The Central Criminal Court has heard that two gardaí believed they were going to be killed, when a man started shooting at them from a bedroom window after they responded to reports of gunshots.

Daniel Goulding, 39, of Whitechapel Grove, Clonsilla, Dublin, pleaded guilty to the attempted murder of the gardaí outside his home on 25 May 2021 and will be sentenced later in the week.

Both gardaí were shot in the left foot and one was also shot in the right hand.

One of the gardaí told the court that he came extremely close to being the 90th member of An Garda Síochána to be killed on duty and this caused him distress.

In a victim impact statement read to the court, the other garda said he had been diagnosed with Post Traumatic Stress Disorder and could not see himself ever being able to return to frontline duties.

Detective Sergeant Michael Redmond told the court the two gardaí were the first on the scene when reports of gunshots at the address at Clonsilla were received at around 7pm on 25 May 2021.

Neighbours also reported seeing Goulding sitting topless at a window at the top of the house, shouting and acting erratically.
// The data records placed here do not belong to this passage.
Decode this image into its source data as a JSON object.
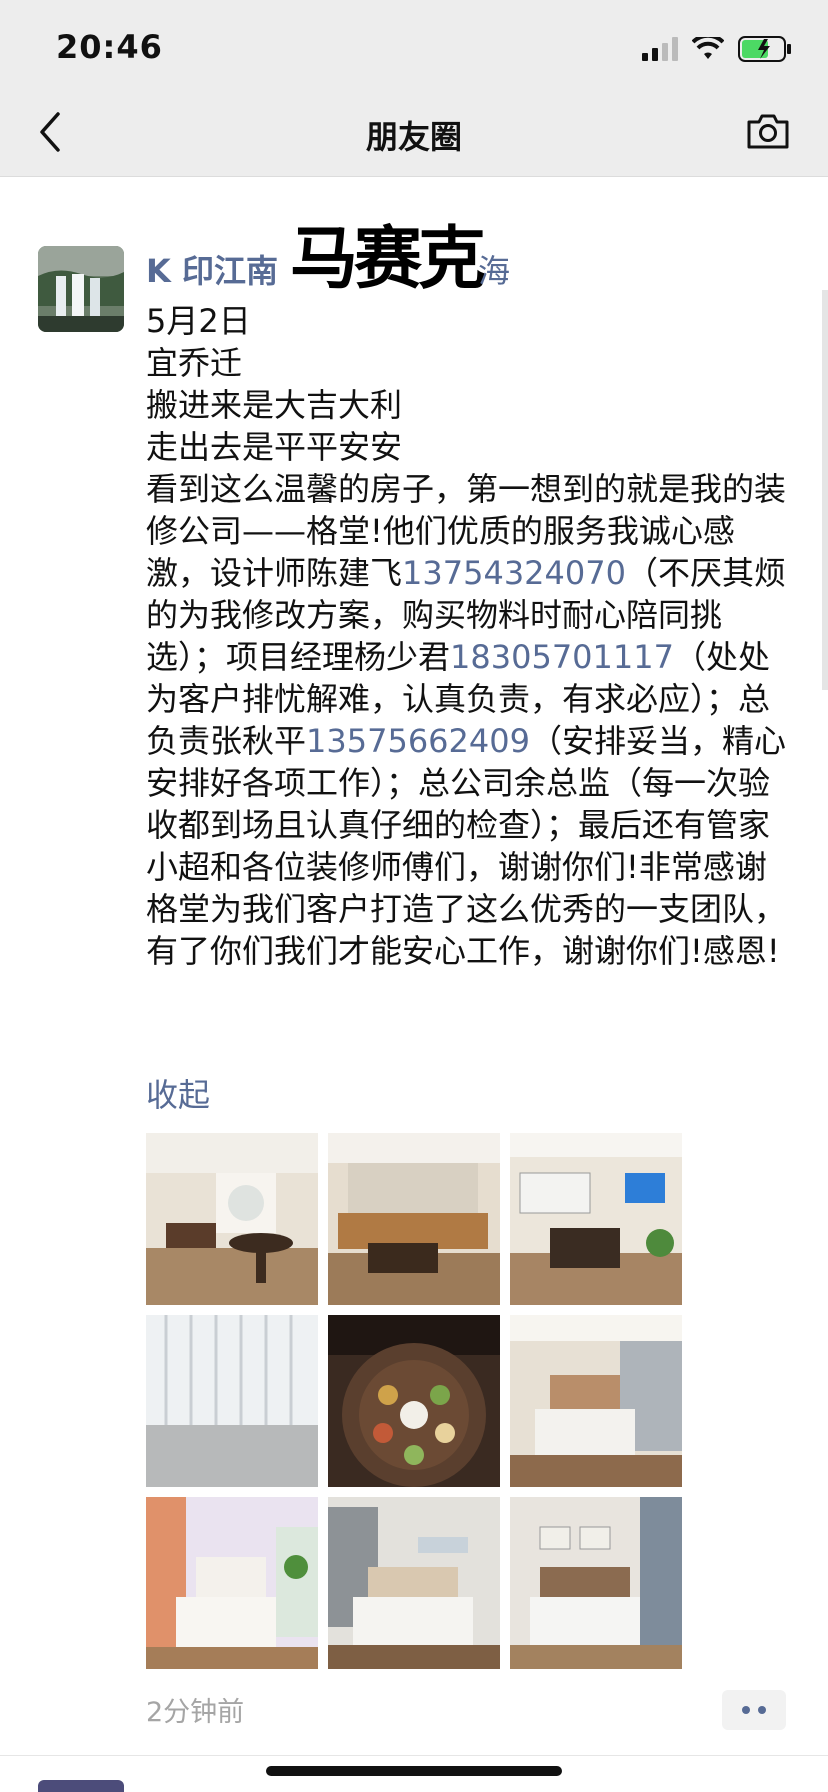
{
  "status_bar": {
    "time": "20:46"
  },
  "nav": {
    "title": "朋友圈"
  },
  "post": {
    "author": "K 印江南",
    "author_tail": "海",
    "name_stamp": "马赛克",
    "lines": [
      "5月2日",
      "宜乔迁",
      "搬进来是大吉大利",
      "走出去是平平安安"
    ],
    "body_part1": "看到这么温馨的房子，第一想到的就是我的装修公司——格堂!他们优质的服务我诚心感激，设计师陈建飞",
    "phone1": "13754324070",
    "body_part2": "（不厌其烦的为我修改方案，购买物料时耐心陪同挑选）；项目经理杨少君",
    "phone2": "18305701117",
    "body_part3": "（处处为客户排忧解难，认真负责，有求必应）；总负责张秋平",
    "phone3": "13575662409",
    "body_part4": "（安排妥当，精心安排好各项工作）；总公司余总监（每一次验收都到场且认真仔细的检查）；最后还有管家小超和各位装修师傅们，谢谢你们!非常感谢格堂为我们客户打造了这么优秀的一支团队，有了你们我们才能安心工作，谢谢你们!感恩!",
    "collapse_label": "收起",
    "time_ago": "2分钟前"
  }
}
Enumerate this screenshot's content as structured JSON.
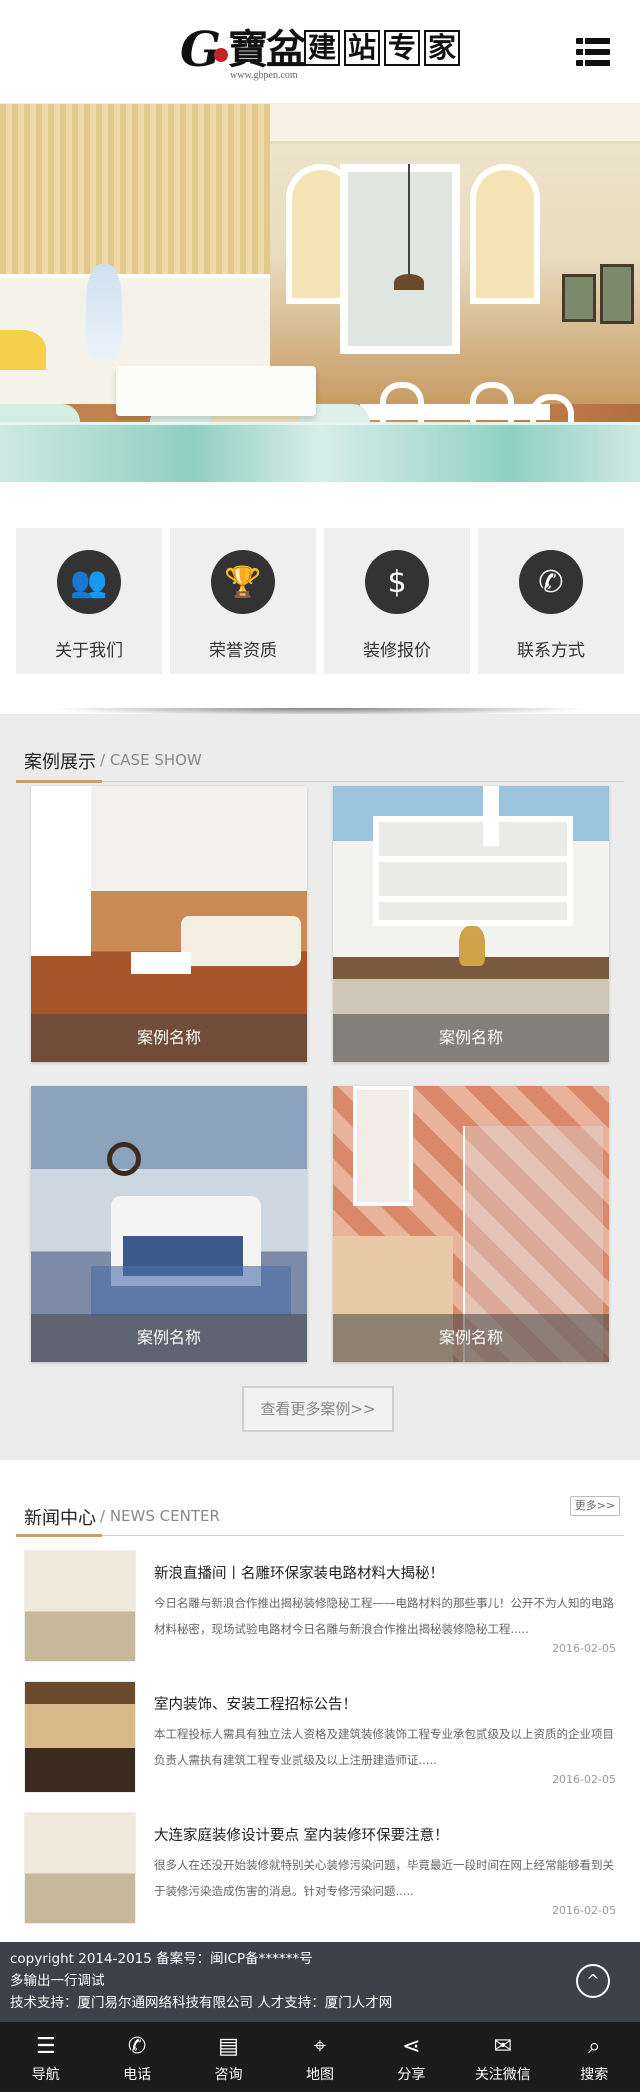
{
  "header": {
    "logo_letter": "G",
    "logo_calligraphy": "寶盆",
    "logo_boxes": [
      "建",
      "站",
      "专",
      "家"
    ],
    "logo_url": "www.gbpen.com",
    "menu_icon": "menu-icon"
  },
  "quick_nav": [
    {
      "label": "关于我们",
      "icon": "people-icon",
      "glyph": "👥"
    },
    {
      "label": "荣誉资质",
      "icon": "trophy-icon",
      "glyph": "🏆"
    },
    {
      "label": "装修报价",
      "icon": "money-icon",
      "glyph": "$"
    },
    {
      "label": "联系方式",
      "icon": "phone-icon",
      "glyph": "✆"
    }
  ],
  "case_section": {
    "title_zh": "案例展示",
    "title_en": "/ CASE SHOW",
    "cases": [
      {
        "caption": "案例名称"
      },
      {
        "caption": "案例名称"
      },
      {
        "caption": "案例名称"
      },
      {
        "caption": "案例名称"
      }
    ],
    "more_label": "查看更多案例>>"
  },
  "news_section": {
    "title_zh": "新闻中心",
    "title_en": "/ NEWS CENTER",
    "more_label": "更多>>",
    "items": [
      {
        "title": "新浪直播间丨名雕环保家装电路材料大揭秘！",
        "desc": "今日名雕与新浪合作推出揭秘装修隐秘工程——电路材料的那些事儿！公开不为人知的电路材料秘密，现场试验电路材今日名雕与新浪合作推出揭秘装修隐秘工程.....",
        "date": "2016-02-05"
      },
      {
        "title": "室内装饰、安装工程招标公告！",
        "desc": "本工程投标人需具有独立法人资格及建筑装修装饰工程专业承包贰级及以上资质的企业项目负责人需执有建筑工程专业贰级及以上注册建造师证.....",
        "date": "2016-02-05"
      },
      {
        "title": "大连家庭装修设计要点 室内装修环保要注意！",
        "desc": "很多人在还没开始装修就特别关心装修污染问题，毕竟最近一段时间在网上经常能够看到关于装修污染造成伤害的消息。针对专修污染问题.....",
        "date": "2016-02-05"
      }
    ]
  },
  "footer": {
    "line1": "copyright 2014-2015 备案号：闽ICP备******号",
    "line2": "多输出一行调试",
    "line3": "技术支持：厦门易尔通网络科技有限公司 人才支持：厦门人才网",
    "top_icon": "back-to-top-icon"
  },
  "bottom_nav": [
    {
      "label": "导航",
      "icon": "nav-icon",
      "glyph": "☰"
    },
    {
      "label": "电话",
      "icon": "phone-icon",
      "glyph": "✆"
    },
    {
      "label": "咨询",
      "icon": "chat-icon",
      "glyph": "▤"
    },
    {
      "label": "地图",
      "icon": "map-icon",
      "glyph": "⌖"
    },
    {
      "label": "分享",
      "icon": "share-icon",
      "glyph": "⋖"
    },
    {
      "label": "关注微信",
      "icon": "wechat-icon",
      "glyph": "✉"
    },
    {
      "label": "搜索",
      "icon": "search-icon",
      "glyph": "⌕"
    }
  ]
}
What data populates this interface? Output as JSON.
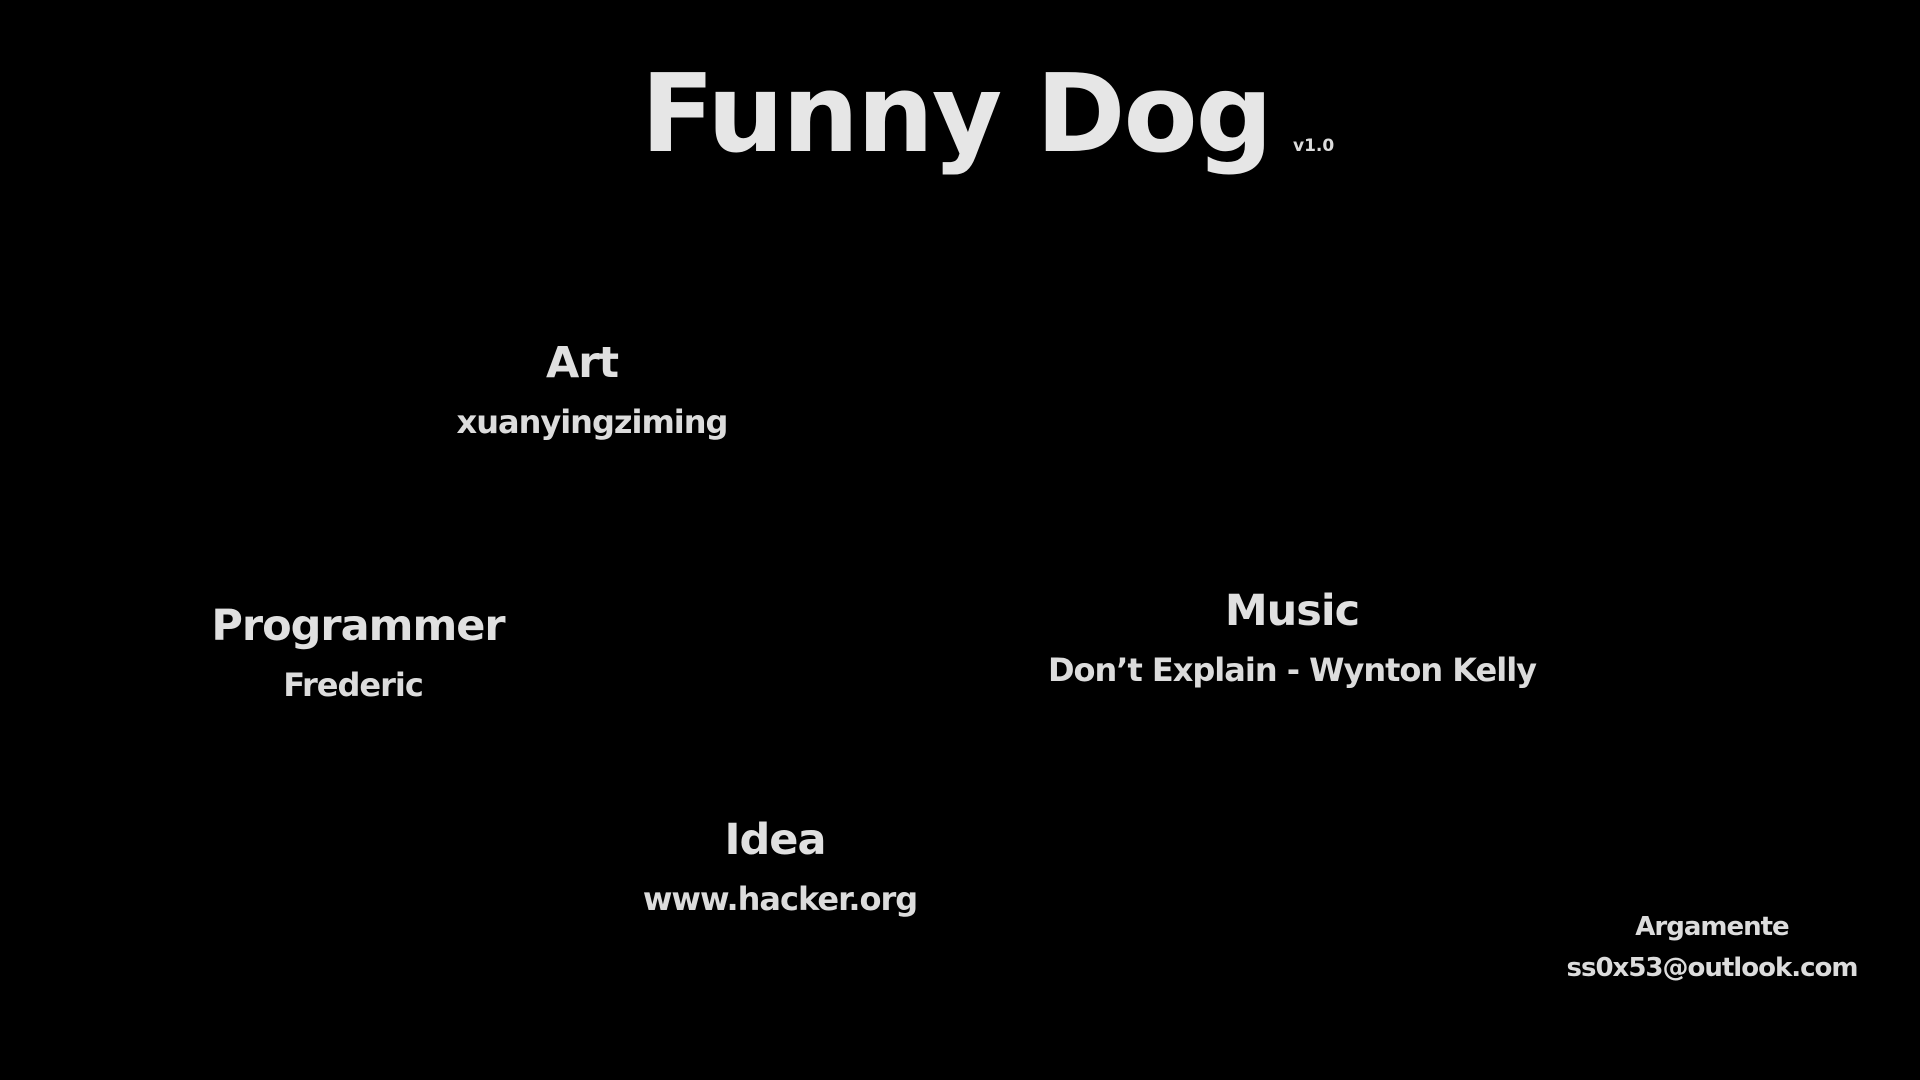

The gardaí arrived in an unmarked car with blue lights flashing. As they left the car intending to begin talking to neighbours, Goulding began firing out the window at them. The gardaí ducked behind the car as the shots continued. Both men received gunshot wounds and remained hiding behind the car until their colleagues were able to evacuate them from the scene.

A garda who knew Goulding well, managed to intervene and the incident eventually ended after around two hours when he gave up his weapons and surrendered to the gardaí at the scene. Gardaí took possession of three guns including a pistol and a sub machine gun.

Sergeant Redmond told prosecuting counsel, Sean Gillane, that eight shots were fired at the gardaí and the shooting lasted a total of three and a half minutes.

Goulding has 33 previous convictions including a ten-year prison sentence for possession of drugs for sale or supply. He spent a considerable period of that sentence in the Central Mental Hospital and was diagnosed with paranoid schizophrenia.

There had been a number of threats to Goulding's life and gardaí had called to his home the evening before the shooting to check on him in relation to the most recent threat.

In his interviews with gardaí afterwards, Goulding said he could not remember a lot of what had happened. He said he thought it was "a hit" on him, when the car with the gardaí pulled up outside his house. He said he had no idea they were detectives and that his head "was in a rumble".

Sergeant Redmond agreed with defence counsel, Michael Bowman, that from 2018 Goulding rarely left his house except to attend psychiatric appointments. The court heard a psychiatric report showed he was in the grips of a psychotic incident at the time of the shooting.

In a victim impact statement read to the court, the first garda said he had been left with limited movement in his hand and permanent damage to his hearing. He suffered from PTSD and was in a constant state of anxiety.

He said Goulding opened fire on them for no reason and he would never forget the disbelief he felt at the time or hearing his colleague who had also been shot, in pain. He said as he hid behind the car, he was afraid Goulding would come out of his house and "finish them off" and he would be another name on the list of gardaí, killed on duty, at the front of the garda college.

The second garda said the call to Goulding’s home was the first call he responded to that day, and it was nearly his last. He said he came extremely close to not coming home. He had never come so close to death, he said, and had never experienced fear like that before.

He said not a day went by when he didn’t think of the incident and the scar on his foot was a constant reminder. He has returned to work but he said certain career opportunities had been lost to him and this was frustrating. Both men thanked their colleagues for bringing them to safety.

Mr Bowman said this was an incident of the utmost gravity and seriousness and a terrifying ordeal for the two gardaí.

But he asked the court to take into account that this was not a premeditated incident and said Goulding was suffering from an ongoing, deep-seated and well-fixed psychiatric difficulty with the background of real threats to his life.

Mr Justice Paul McDermott said he would sentence Goulding on Friday.